At first, Oscar Pitorius caught much interest, he was seen as deceptive, and interest dropped. This pattern was also seen in 2015 with:
Jodi Arias was at first interesting by number, but once analyzed, readers cared less about her lies as her guilt was seen. Even her sexual detail and appearance gave a 'yawn' by those more interested in lie detection than the drama. Only Casey Anthony was capable of holding interest in drama, which may have been due to the boldness and incessant nature of her lies, and the lies of her attorneys.
Amanda Knox still had some interest in 2015, with most people believing that she was present for the murder of her roommate, and although it has been a long time, the former FBI analyst's article still brings both traffic and ridicule. It remains a good example of emotional obsession leading to extreme "need to persuade", including techniques of boasting of self, and ridiculing those who disagreed.
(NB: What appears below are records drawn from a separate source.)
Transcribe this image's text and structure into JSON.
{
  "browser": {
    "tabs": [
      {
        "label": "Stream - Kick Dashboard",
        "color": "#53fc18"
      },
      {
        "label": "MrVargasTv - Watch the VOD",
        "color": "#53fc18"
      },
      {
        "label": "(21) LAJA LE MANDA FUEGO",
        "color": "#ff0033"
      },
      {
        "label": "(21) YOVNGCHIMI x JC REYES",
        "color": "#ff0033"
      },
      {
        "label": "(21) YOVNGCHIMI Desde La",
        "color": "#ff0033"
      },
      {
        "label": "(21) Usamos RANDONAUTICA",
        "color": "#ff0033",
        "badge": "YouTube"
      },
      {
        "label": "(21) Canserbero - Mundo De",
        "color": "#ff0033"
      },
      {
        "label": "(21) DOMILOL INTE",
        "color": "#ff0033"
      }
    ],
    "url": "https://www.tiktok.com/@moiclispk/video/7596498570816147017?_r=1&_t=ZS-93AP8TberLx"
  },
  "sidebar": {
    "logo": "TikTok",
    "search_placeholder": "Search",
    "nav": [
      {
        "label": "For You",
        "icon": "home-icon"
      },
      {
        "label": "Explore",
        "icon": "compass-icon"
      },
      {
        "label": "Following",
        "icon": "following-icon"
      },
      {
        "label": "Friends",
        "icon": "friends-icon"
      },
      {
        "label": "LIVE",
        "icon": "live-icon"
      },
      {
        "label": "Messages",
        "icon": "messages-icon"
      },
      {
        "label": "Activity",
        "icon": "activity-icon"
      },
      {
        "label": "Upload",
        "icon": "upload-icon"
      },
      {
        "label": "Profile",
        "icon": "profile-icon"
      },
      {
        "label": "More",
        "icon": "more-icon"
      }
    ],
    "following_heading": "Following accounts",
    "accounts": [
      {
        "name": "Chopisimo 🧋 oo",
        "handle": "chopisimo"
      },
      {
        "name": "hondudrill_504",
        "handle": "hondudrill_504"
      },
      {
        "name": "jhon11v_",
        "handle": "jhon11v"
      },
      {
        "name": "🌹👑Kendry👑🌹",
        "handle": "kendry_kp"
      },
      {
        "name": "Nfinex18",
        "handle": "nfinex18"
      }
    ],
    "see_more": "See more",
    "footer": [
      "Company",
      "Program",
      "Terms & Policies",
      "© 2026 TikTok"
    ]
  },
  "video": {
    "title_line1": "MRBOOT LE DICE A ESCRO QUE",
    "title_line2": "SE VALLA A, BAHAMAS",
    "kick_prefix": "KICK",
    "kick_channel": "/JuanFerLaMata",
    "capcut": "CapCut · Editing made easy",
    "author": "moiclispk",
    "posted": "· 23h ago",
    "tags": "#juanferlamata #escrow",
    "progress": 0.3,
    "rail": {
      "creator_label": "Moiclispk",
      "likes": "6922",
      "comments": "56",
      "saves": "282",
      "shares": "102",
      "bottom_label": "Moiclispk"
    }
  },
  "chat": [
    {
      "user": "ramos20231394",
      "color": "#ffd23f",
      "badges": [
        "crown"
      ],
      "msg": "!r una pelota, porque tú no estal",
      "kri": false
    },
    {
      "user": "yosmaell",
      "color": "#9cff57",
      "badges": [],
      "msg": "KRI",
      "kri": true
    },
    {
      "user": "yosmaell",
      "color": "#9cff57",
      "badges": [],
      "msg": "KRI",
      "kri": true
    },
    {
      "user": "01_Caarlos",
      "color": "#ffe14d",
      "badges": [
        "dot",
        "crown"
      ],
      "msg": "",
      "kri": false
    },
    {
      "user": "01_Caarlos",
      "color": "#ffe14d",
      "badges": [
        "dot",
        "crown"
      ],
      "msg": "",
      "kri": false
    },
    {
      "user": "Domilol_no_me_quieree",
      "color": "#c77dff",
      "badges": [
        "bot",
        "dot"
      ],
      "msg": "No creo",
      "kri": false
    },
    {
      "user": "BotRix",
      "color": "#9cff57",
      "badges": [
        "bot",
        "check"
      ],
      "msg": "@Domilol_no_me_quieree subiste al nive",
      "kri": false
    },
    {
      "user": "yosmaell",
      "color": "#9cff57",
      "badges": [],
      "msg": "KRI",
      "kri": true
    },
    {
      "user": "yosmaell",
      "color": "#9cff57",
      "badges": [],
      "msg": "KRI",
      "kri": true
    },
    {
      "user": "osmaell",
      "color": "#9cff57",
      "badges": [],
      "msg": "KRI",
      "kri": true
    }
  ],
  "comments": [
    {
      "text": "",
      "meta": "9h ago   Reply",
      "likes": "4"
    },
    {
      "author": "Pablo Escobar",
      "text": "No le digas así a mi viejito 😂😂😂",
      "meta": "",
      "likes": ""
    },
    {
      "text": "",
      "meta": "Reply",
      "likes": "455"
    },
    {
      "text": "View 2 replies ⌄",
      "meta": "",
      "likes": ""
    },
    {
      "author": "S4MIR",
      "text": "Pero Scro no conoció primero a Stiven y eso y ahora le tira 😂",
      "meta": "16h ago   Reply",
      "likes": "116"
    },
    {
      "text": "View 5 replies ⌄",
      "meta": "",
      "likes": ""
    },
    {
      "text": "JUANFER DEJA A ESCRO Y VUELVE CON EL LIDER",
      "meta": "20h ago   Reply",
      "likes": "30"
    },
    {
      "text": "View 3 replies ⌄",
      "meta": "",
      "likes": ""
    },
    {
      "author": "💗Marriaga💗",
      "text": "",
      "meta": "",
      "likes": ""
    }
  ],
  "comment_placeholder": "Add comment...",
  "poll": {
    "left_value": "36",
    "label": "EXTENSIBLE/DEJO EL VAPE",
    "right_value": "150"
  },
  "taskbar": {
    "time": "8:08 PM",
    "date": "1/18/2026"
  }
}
Moore's article did impact readers' opinion with those who came away from the article with new doubts: they thought she was railroaded by Italian justice, read Moore's bizarre defense, and came away open to analysis which showed clear knowledge of a sexual homicide.
Comments are helpful and useful in analysis. They reveal who we are, and even those who post anonymously are able to be seen, at times, when they 'respond and agree' with their own comments, under another name.
The level of honesty fascinates me and fascinates analysts.
People of all stripes post.
Those in the stories sometimes post.
Anonymous posting is critical, as it even allows those who wish to opine, but cannot for obvious reasons (and not so obvious) may do so.
Comments are analyzed for truth and deception.
I especially enjoy the honest ones which disagree with the analysis, and state so, even saying, "I have nothing to stand upon!", which is actually to reveal honest self-awareness. This person is asking for help.
I enjoy those who love good but civic debate.
I find pedantic lectures interesting and revealing.
The passive aggressive comments are the ones I use in instruction as they are the most fascinating and the most educational. These are the most predictable, but the ones that are most useful to compare to others.
I have tipped my hat to those who have understood certain statements of my own in which I deliberately made, to be analyzed.
This can be impressive.
Comments come from all stripes, including professionals, and come from many different countries.
Comments are educational.
I often find new angles to add to my analysis.
I am forever learning more about human nature from the comments.
I am able to measure comments by length, abbreviations, and gauge emotions versus intellect.
They are valuable insights into human nature and affirm so much about analysis principles.
The analysis posted is challenged by professionals all over the world.
This scrutiny is invaluable.